Task statement: Each entry that follows is to be retyped exactly. Pictures do not belong in the copy.

Given data:
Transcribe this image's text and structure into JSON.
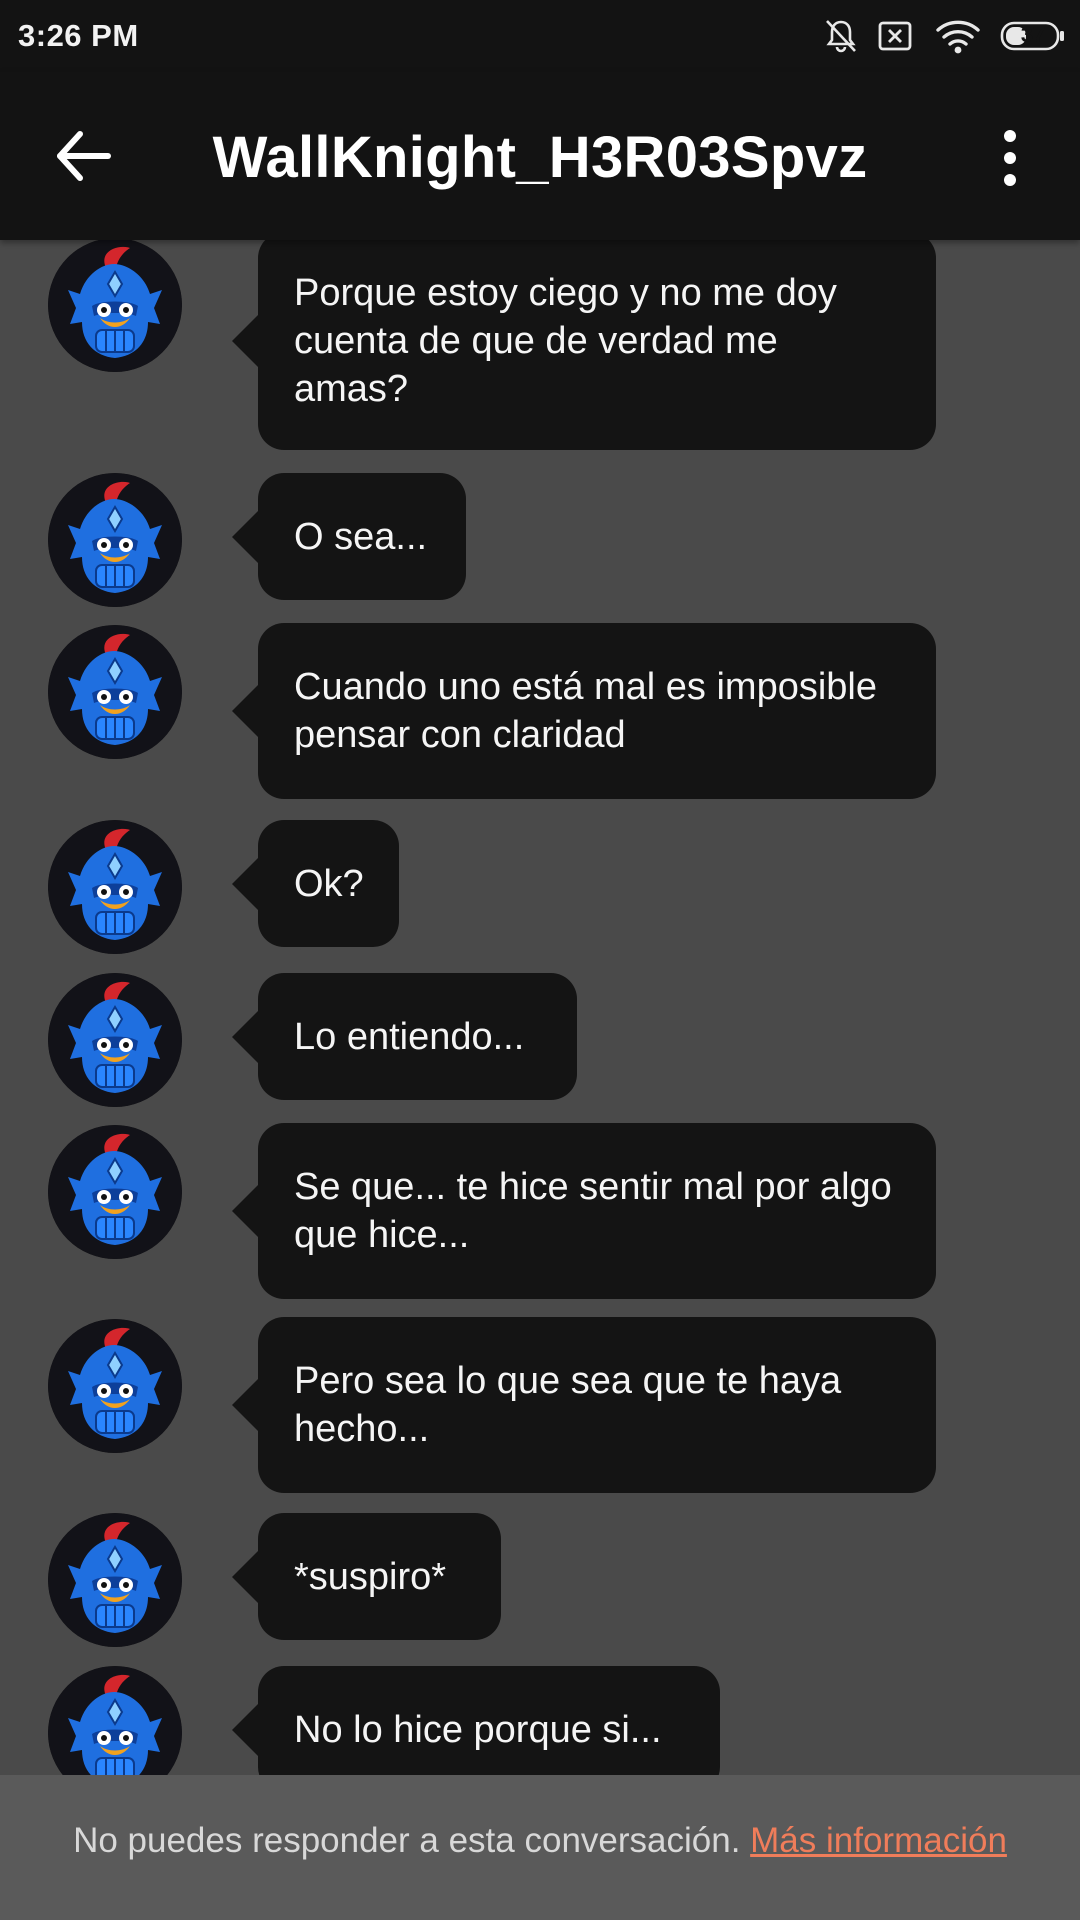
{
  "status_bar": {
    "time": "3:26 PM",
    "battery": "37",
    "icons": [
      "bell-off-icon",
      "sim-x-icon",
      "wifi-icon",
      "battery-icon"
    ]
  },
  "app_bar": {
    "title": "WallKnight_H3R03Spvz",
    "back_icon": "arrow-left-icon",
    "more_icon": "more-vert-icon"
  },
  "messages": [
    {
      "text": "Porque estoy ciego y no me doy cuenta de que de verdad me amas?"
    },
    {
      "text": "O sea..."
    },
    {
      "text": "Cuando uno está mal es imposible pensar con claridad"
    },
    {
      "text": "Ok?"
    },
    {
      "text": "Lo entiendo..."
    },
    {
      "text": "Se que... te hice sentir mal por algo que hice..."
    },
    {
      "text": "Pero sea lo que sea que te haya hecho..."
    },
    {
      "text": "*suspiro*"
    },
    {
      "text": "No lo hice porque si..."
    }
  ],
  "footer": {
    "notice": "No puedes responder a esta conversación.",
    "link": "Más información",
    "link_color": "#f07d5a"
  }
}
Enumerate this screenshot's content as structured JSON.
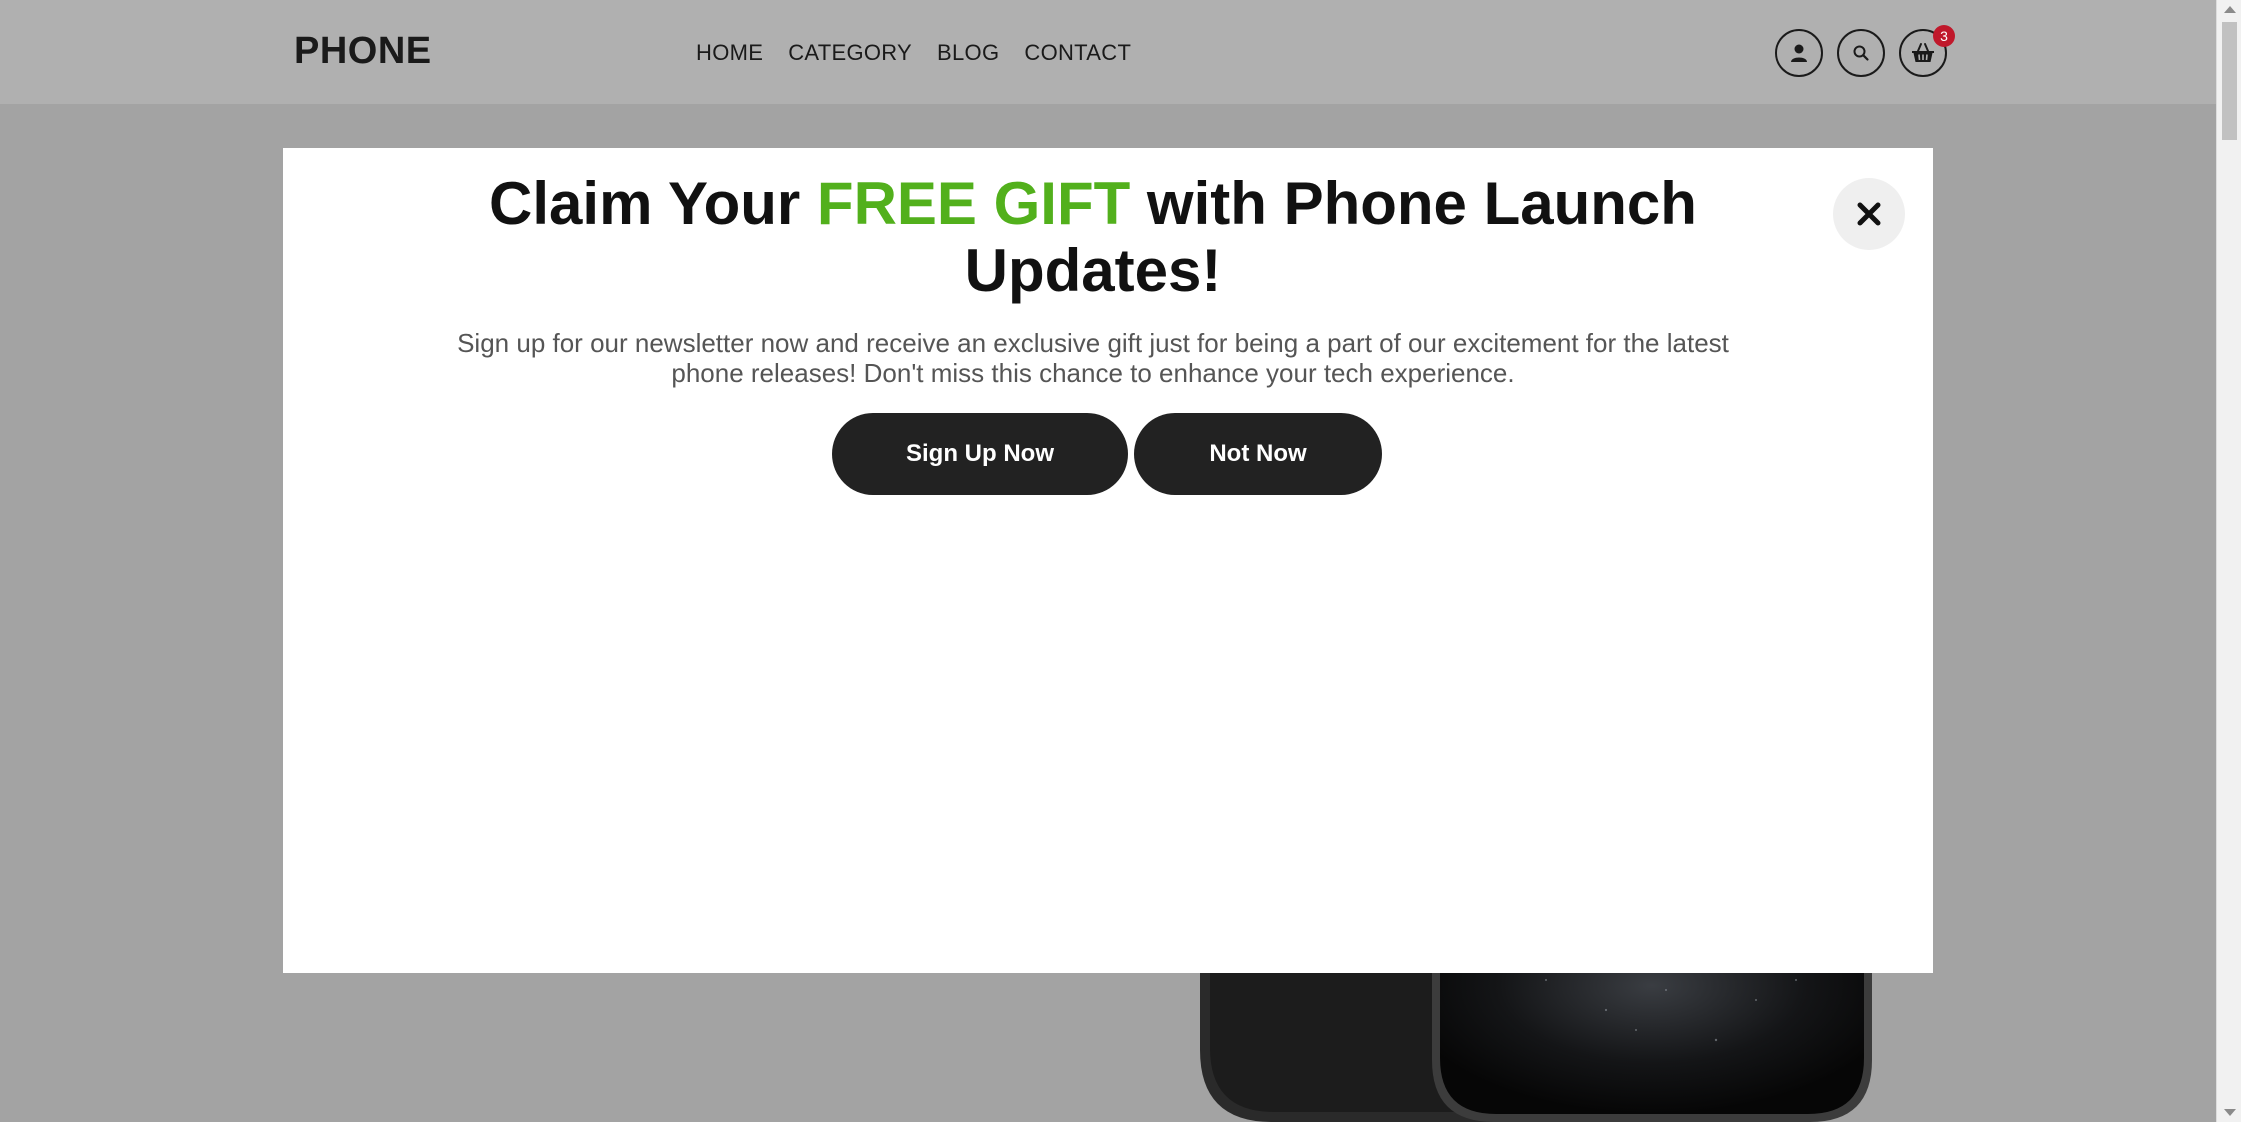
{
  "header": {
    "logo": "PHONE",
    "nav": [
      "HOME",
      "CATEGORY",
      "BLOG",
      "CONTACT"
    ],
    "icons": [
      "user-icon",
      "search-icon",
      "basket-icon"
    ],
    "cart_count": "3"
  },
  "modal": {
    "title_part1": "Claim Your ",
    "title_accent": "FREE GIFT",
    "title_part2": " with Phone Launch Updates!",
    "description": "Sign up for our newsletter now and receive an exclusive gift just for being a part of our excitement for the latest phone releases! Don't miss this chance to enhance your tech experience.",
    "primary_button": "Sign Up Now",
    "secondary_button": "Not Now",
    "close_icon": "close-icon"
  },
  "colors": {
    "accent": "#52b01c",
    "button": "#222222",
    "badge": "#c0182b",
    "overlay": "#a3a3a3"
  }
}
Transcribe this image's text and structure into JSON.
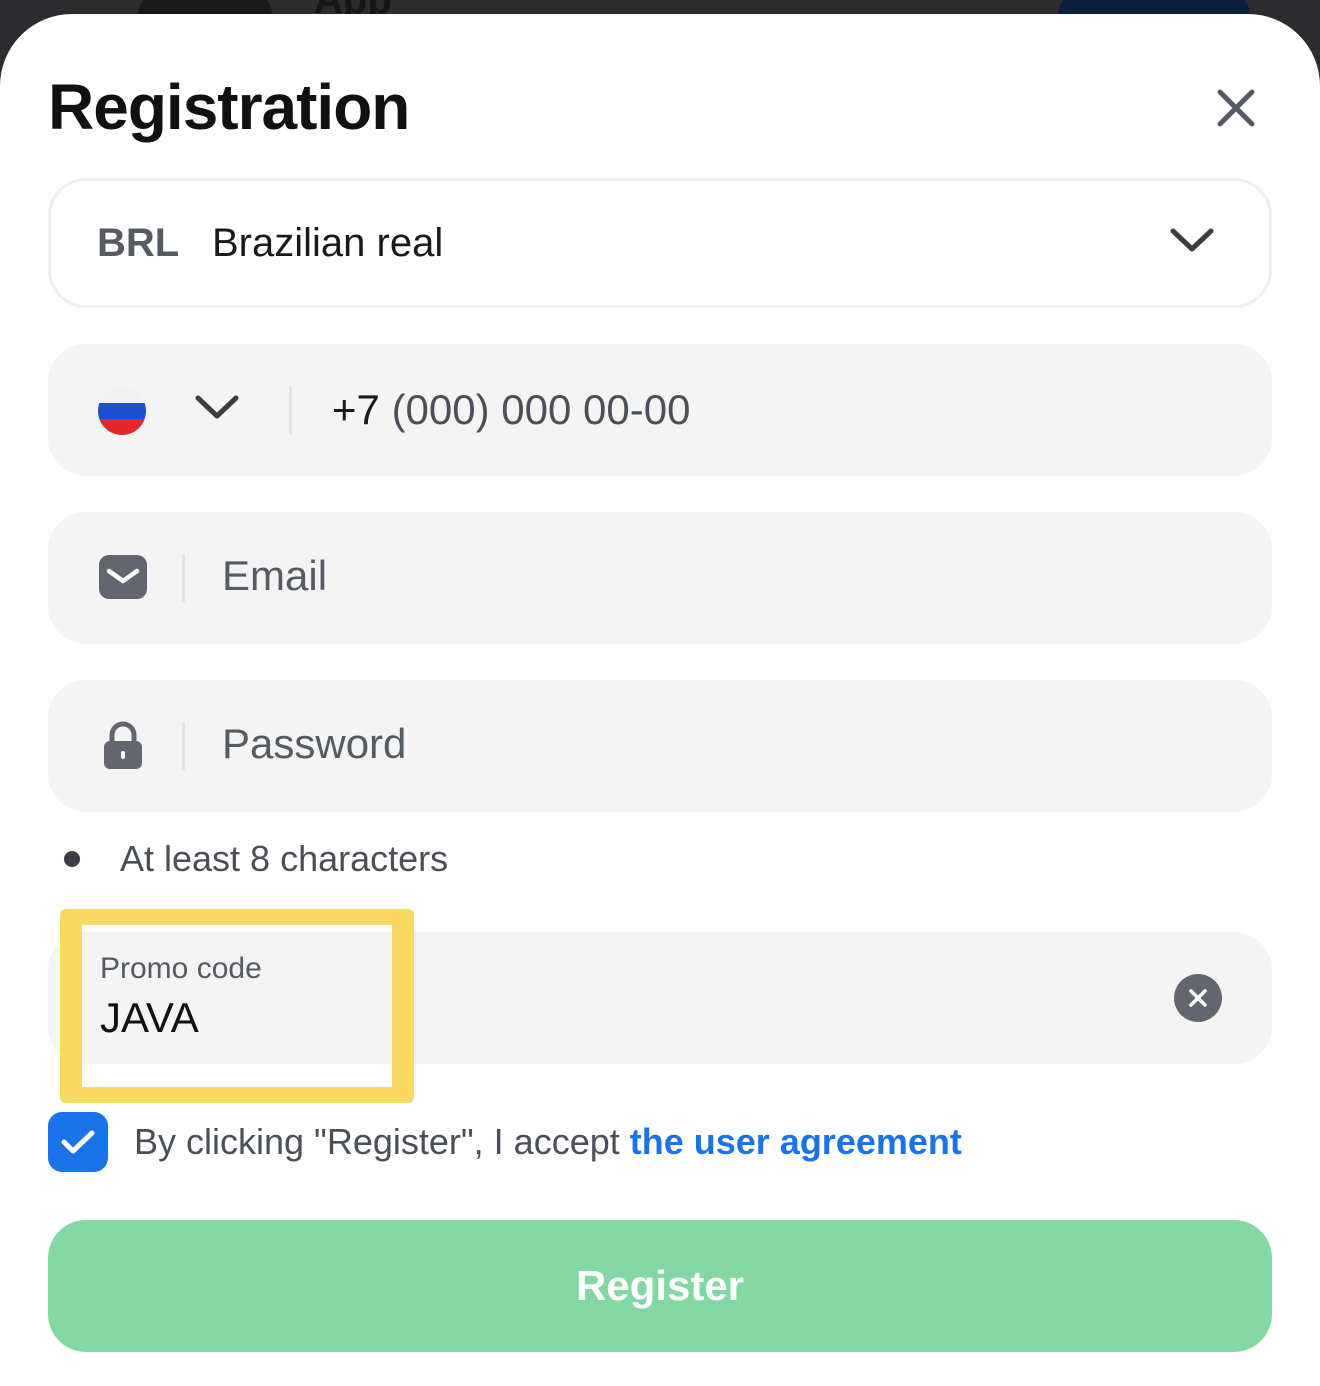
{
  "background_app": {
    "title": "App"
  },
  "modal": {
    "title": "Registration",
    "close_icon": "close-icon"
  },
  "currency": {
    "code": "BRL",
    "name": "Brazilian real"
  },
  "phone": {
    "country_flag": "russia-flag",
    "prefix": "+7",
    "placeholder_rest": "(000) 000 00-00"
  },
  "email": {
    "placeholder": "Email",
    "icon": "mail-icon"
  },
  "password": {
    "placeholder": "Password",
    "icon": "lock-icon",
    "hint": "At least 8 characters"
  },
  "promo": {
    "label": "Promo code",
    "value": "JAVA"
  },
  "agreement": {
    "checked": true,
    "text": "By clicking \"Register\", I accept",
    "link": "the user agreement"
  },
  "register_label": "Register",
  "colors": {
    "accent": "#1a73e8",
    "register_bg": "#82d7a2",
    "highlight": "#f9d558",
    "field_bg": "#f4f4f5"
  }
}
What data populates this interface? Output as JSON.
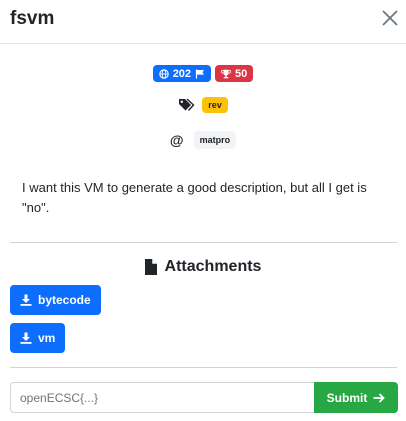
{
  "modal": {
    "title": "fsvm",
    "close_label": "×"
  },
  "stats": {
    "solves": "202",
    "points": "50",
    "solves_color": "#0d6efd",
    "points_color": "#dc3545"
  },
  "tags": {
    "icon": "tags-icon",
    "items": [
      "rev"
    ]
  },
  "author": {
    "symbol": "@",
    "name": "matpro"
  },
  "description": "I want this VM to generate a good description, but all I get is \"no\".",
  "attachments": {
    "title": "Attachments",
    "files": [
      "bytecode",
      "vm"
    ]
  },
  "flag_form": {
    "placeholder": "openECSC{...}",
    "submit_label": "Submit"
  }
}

Task output:
Transcribe this image's text and structure into JSON.
{
  "status_bar": {
    "time": "3:26 PM",
    "battery": "37",
    "icons": [
      "bell-off-icon",
      "sim-x-icon",
      "wifi-icon",
      "battery-icon"
    ]
  },
  "app_bar": {
    "title": "WallKnight_H3R03Spvz",
    "back_icon": "arrow-left-icon",
    "more_icon": "more-vert-icon"
  },
  "messages": [
    {
      "text": "Porque estoy ciego y no me doy cuenta de que de verdad me amas?"
    },
    {
      "text": "O sea..."
    },
    {
      "text": "Cuando uno está mal es imposible pensar con claridad"
    },
    {
      "text": "Ok?"
    },
    {
      "text": "Lo entiendo..."
    },
    {
      "text": "Se que... te hice sentir mal por algo que hice..."
    },
    {
      "text": "Pero sea lo que sea que te haya hecho..."
    },
    {
      "text": "*suspiro*"
    },
    {
      "text": "No lo hice porque si..."
    }
  ],
  "footer": {
    "notice": "No puedes responder a esta conversación.",
    "link": "Más información",
    "link_color": "#f07d5a"
  }
}
Enumerate this screenshot's content as structured JSON.
{
  "header": {
    "logo": "PHONE",
    "nav": [
      "HOME",
      "CATEGORY",
      "BLOG",
      "CONTACT"
    ],
    "icons": [
      "user-icon",
      "search-icon",
      "basket-icon"
    ],
    "cart_count": "3"
  },
  "modal": {
    "title_part1": "Claim Your ",
    "title_accent": "FREE GIFT",
    "title_part2": " with Phone Launch Updates!",
    "description": "Sign up for our newsletter now and receive an exclusive gift just for being a part of our excitement for the latest phone releases! Don't miss this chance to enhance your tech experience.",
    "primary_button": "Sign Up Now",
    "secondary_button": "Not Now",
    "close_icon": "close-icon"
  },
  "colors": {
    "accent": "#52b01c",
    "button": "#222222",
    "badge": "#c0182b",
    "overlay": "#a3a3a3"
  }
}
Transcribe this image's text and structure into JSON.
{
  "background_app": {
    "title": "App"
  },
  "modal": {
    "title": "Registration",
    "close_icon": "close-icon"
  },
  "currency": {
    "code": "BRL",
    "name": "Brazilian real"
  },
  "phone": {
    "country_flag": "russia-flag",
    "prefix": "+7",
    "placeholder_rest": "(000) 000 00-00"
  },
  "email": {
    "placeholder": "Email",
    "icon": "mail-icon"
  },
  "password": {
    "placeholder": "Password",
    "icon": "lock-icon",
    "hint": "At least 8 characters"
  },
  "promo": {
    "label": "Promo code",
    "value": "JAVA"
  },
  "agreement": {
    "checked": true,
    "text": "By clicking \"Register\", I accept",
    "link": "the user agreement"
  },
  "register_label": "Register",
  "colors": {
    "accent": "#1a73e8",
    "register_bg": "#82d7a2",
    "highlight": "#f9d558",
    "field_bg": "#f4f4f5"
  }
}
What data populates this interface? Output as JSON.
{
  "modal": {
    "title": "fsvm",
    "close_label": "×"
  },
  "stats": {
    "solves": "202",
    "points": "50",
    "solves_color": "#0d6efd",
    "points_color": "#dc3545"
  },
  "tags": {
    "icon": "tags-icon",
    "items": [
      "rev"
    ]
  },
  "author": {
    "symbol": "@",
    "name": "matpro"
  },
  "description": "I want this VM to generate a good description, but all I get is \"no\".",
  "attachments": {
    "title": "Attachments",
    "files": [
      "bytecode",
      "vm"
    ]
  },
  "flag_form": {
    "placeholder": "openECSC{...}",
    "submit_label": "Submit"
  }
}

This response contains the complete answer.